Irish border
An Irish police officer removes a Garda checkpoint sign at the Armagh and County Louth border between Northern Ireland and Ireland, during a visit by European Union Chief Negotiator for Brexit Michel Barnier. Reuters

You can understand why the Irish are upset about Brexit. It is, from their point of view, a wholly unlooked-for nuisance. If things go badly, trade with their chief market will be prejudiced and a border might return. If things go well, there could be pressure for Ireland to follow the UK. Neither option is palatable. Behind these concrete fears lies a more inchoate sense that Brexit heralds the return of a more assertive UK – something that disturbs the Irish psyche.

So we can surely forgive a certain degree of tetchiness in the tone of some Irish politicians. Following the Belfast Agreement and the Queen's visit to Dublin and Cork, UK-Ireland relations were as warm as they had ever been. As they see it, everything is now imperilled by a spasm of British nationalism.

Still, it's worth breaking down what the actual problem is, as opposed to the sense of grievance that surrounds it. The UK and Ireland have formed a common travel area for nearly a century. It existed before either state joined the EU, and it includes non-EU territories today – the Channel Islands and the Isle of Man. All sides agree that that that arrangement will continue. Commentators seem finally to have grasped that UK immigration policy doesn't depend on turning people away at the border, and that the idea of EU nationals flying to Dublin and sneaking into Newry is absurd: they could simply fly to Luton.

The issue at stake is not movement of people, but movement of goods. If Britain pursues a more open trade policy than the EU, with lower (or, ideally, no) tariffs, there will be a different customs regime. Although Dublin's protests are phrased in terms of avoiding a hard border, there is just as much concern about Ireland's competitiveness, especially in agriculture. Two thirds of Irish beef exports, for example, go to the UK. Once Britain starts buying cheap and delicious beef from Argentina, Australia and the United States, this market will suffer.
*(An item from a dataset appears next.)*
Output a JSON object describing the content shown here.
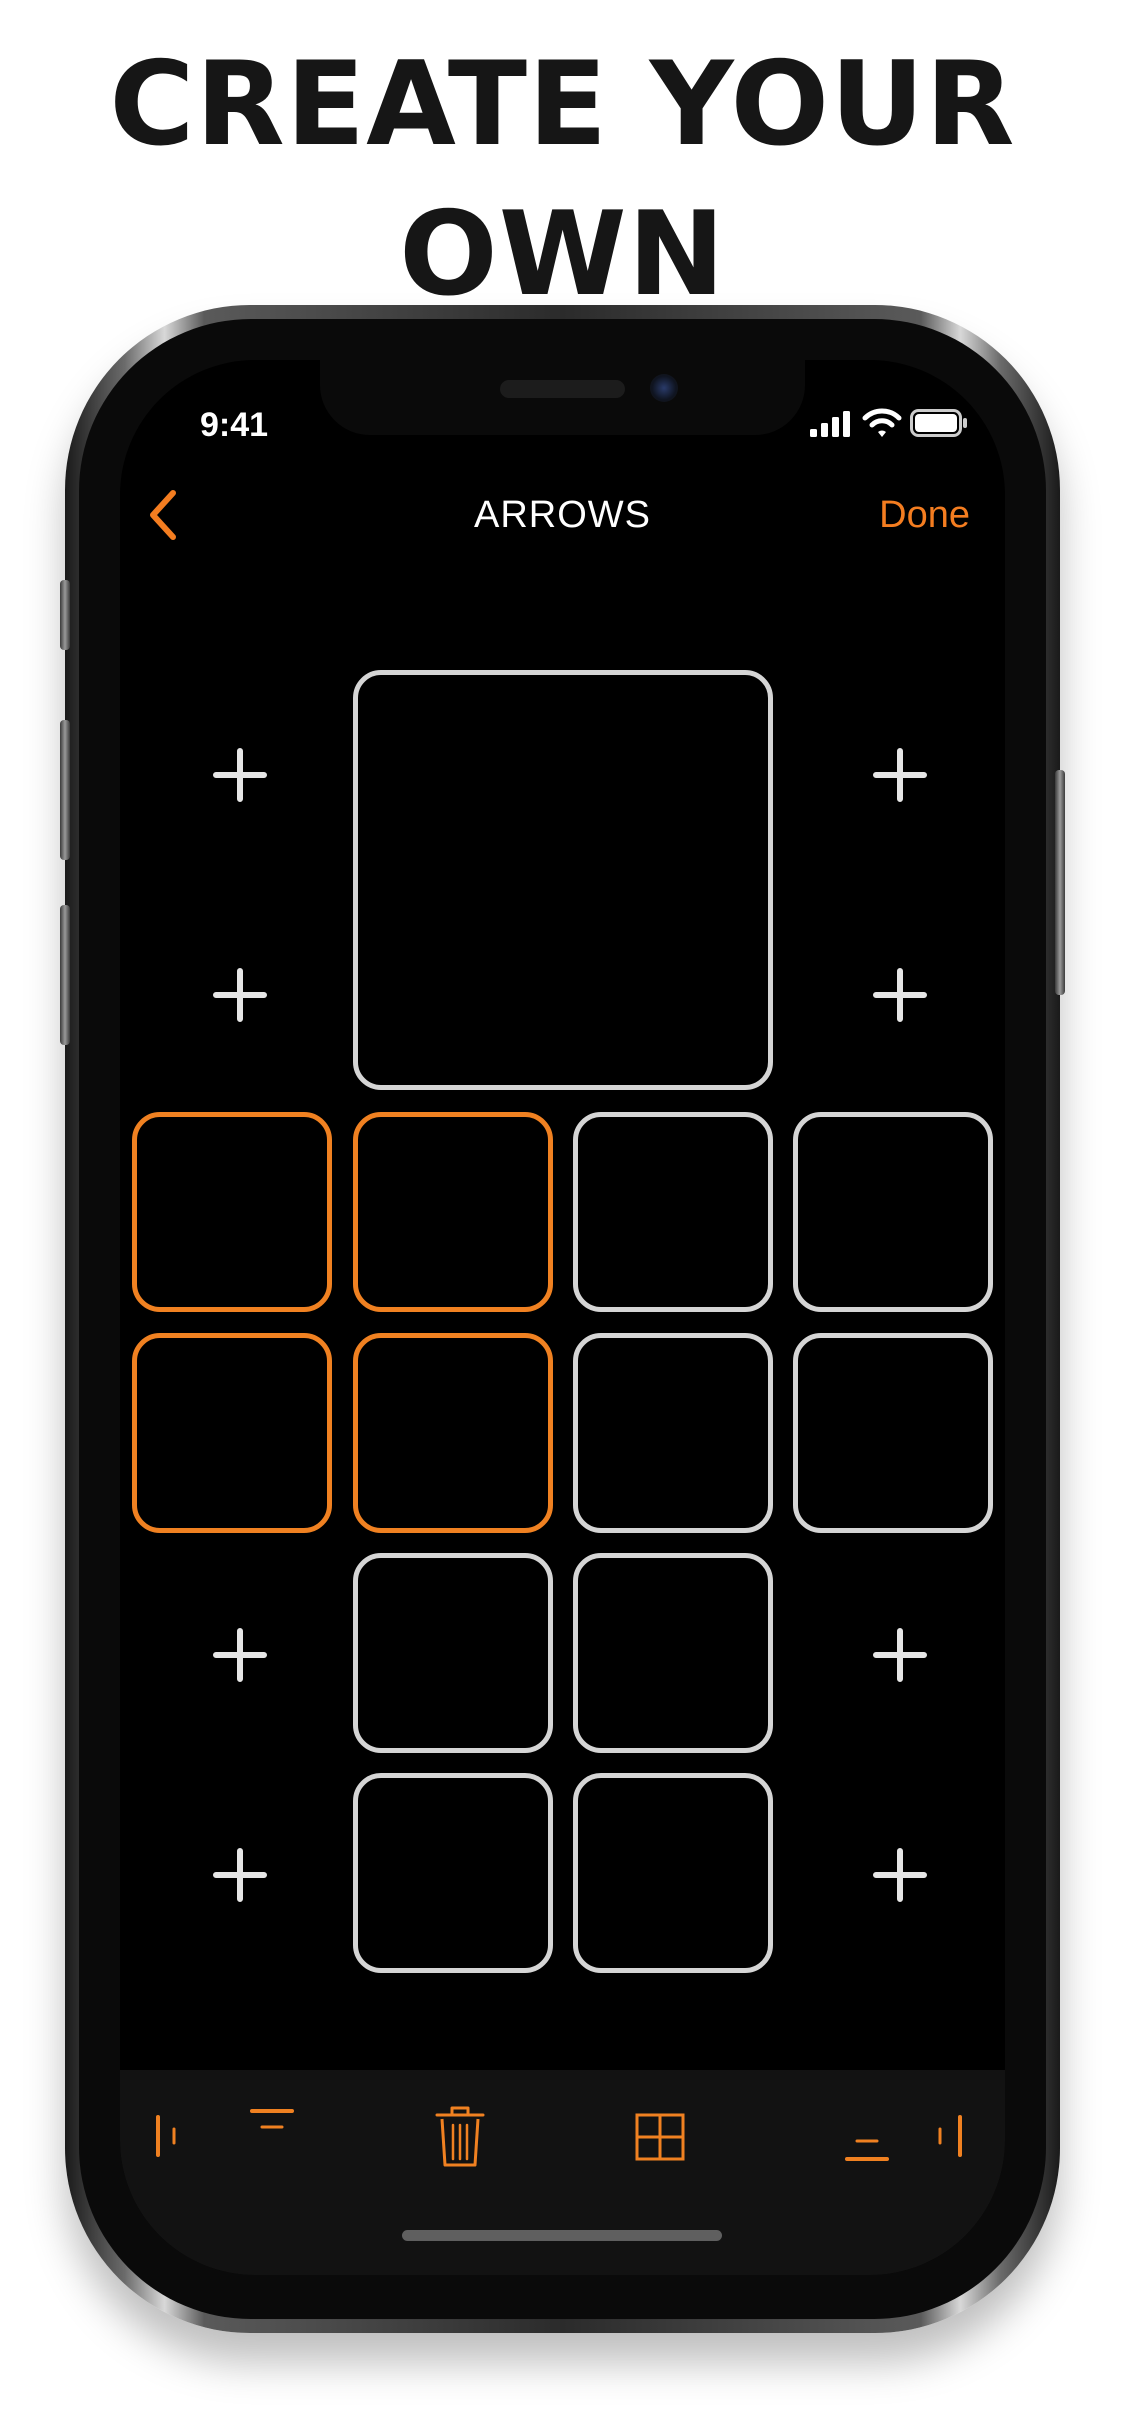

Ireland's position is that the UK should stay in the customs union, but this is plainly not going to happen. Nor, frankly, is it a reasonable request. Imagine it the other way around. Suppose that Britain instructed Ireland to raise its rate of corporation tax so as to stop undercutting us. Irish politicians would quite rightly tell us to mind our own business. Indeed, this is precisely the line they take when Brussels tells them to do so.

It is one thing to want close relations, another to seek to dictate the internal affairs of a neighbouring country. Britain has gone as far as any country can go to offer a workable deal on the border. The physical infrastructure of a hard border is nowadays largely redundant. Customs declarations happen online and in advance, and blockchain will soon make all customs borders between advanced economies unnecessary. The border between EU Sweden and non-EU Norway, for example, is largely unpoliced, though the authorities of each country are allowed to carry out spot checks within 15 kilometres on either side. Non-EU Switzerland likewise has largely open borders. Frankly, in these two cases, even the minimal physical infrastructure that we see is largely a legacy of a unionised workforce. Starting with today's technology, the crossings would be completely open.

In any event – this point cannot be stressed too strongly – the UK has announced that it will not put up a border. It has offered two ways to keep the frontier open. Either by using number-plate recognition, licensing local businesses and hauliers to cross without checks and the like; or, if that isn't enough, to apply the EU's customs regime itself to any goods destined for onward transport. Both these schemes would obviate the need for physical infrastructure at the Irish border. But, if neither is good enough for Brussels, the UK will still not raise a border.

In other words, any border will be imposed by the EU on the Irish side. The UK side will remain open. Irish and EU politicians insist that this would still somehow be our fault, since we are creating the situation by leaving. That is ridiculous. We might as well argue that it is Ireland's fault for not leaving with us or, indeed, Ireland's fault for creating the border in the first place. The reality is that Britain will not erect a border. If there ends up being a border, it will be imposed by Dublin and Brussels.

To argue that it is Britain's responsibility to avoid the situation by contracting out its trade policy to Brussels is exactly analogous to arguing that Ireland should avoid it by leaving the EU customs union to rejoin the British one. Both are nonsensical propositions.

The way to avoid a border is to ensure that the overall trade deal between the UK and the EU maintains the current arrangements on veterinary checks and the like. It is possible to keep these things in place while allowing for a divergence in duties. Those are the talks that we ought to be holding. The delay is not on Britain's side.